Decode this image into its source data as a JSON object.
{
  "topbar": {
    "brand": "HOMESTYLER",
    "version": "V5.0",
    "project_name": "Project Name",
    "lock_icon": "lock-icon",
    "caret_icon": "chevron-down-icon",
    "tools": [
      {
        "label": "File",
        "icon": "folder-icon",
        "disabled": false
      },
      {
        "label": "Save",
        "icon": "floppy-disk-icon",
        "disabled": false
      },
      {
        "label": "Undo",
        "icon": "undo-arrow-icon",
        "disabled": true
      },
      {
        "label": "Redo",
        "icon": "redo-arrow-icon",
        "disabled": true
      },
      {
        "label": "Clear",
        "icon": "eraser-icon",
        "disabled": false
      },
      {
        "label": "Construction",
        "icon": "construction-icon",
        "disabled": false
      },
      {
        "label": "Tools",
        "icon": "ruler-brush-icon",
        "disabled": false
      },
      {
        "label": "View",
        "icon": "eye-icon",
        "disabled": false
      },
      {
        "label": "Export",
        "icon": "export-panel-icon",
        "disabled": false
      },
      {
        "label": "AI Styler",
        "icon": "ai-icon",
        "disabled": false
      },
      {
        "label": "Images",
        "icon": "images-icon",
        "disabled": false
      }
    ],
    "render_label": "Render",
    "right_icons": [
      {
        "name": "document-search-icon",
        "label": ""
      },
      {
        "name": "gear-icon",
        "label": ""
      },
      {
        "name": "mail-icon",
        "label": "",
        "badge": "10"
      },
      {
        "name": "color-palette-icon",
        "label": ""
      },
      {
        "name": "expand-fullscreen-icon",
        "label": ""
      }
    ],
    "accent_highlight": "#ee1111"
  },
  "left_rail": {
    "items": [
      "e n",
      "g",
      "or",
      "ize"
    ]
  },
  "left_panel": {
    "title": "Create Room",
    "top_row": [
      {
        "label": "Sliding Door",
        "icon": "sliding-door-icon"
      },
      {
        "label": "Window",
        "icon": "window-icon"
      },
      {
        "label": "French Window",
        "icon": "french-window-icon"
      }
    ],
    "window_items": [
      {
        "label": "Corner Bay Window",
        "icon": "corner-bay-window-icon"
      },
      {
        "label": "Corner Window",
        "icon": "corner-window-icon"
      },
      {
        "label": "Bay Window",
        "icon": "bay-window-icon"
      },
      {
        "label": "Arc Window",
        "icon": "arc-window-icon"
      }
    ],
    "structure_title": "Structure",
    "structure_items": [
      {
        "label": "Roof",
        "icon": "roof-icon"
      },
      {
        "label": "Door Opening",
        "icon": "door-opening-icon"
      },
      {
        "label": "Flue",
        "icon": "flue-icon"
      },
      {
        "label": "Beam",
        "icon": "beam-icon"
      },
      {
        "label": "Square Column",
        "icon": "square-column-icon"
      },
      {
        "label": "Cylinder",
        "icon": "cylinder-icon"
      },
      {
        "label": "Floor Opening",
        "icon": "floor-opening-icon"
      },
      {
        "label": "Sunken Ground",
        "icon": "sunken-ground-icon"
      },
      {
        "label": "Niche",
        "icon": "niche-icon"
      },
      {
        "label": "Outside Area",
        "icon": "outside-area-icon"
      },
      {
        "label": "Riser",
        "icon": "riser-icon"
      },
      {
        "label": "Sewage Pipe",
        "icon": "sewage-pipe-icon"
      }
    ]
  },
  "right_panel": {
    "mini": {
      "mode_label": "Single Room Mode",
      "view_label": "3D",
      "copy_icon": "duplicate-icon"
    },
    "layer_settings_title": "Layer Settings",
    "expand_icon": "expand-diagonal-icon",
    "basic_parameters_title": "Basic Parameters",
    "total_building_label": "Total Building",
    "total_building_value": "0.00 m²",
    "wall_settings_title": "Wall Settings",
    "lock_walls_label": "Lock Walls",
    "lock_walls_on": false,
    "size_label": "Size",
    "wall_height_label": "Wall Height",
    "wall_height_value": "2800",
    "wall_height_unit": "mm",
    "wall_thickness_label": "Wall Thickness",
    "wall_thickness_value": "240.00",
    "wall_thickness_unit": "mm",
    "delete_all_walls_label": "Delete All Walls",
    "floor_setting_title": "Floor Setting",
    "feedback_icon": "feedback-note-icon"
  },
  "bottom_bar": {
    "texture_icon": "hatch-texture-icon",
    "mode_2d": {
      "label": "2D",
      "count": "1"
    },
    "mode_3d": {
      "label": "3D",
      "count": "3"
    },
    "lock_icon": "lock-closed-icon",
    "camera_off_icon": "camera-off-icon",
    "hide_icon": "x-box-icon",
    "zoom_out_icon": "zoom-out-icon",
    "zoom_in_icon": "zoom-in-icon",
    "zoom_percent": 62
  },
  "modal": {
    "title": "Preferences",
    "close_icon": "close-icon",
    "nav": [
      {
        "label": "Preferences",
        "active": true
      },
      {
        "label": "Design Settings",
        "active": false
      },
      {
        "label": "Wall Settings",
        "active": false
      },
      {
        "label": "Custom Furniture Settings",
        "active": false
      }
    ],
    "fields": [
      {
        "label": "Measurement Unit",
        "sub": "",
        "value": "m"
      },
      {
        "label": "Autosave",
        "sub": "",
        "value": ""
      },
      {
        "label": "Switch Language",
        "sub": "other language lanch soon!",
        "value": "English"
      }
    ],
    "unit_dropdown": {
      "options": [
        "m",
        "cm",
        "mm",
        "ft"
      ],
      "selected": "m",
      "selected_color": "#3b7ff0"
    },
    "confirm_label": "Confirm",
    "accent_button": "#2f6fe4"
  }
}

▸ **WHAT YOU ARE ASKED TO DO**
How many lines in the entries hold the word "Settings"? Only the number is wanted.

▸ **RESULT OF THE EXERCISE**
5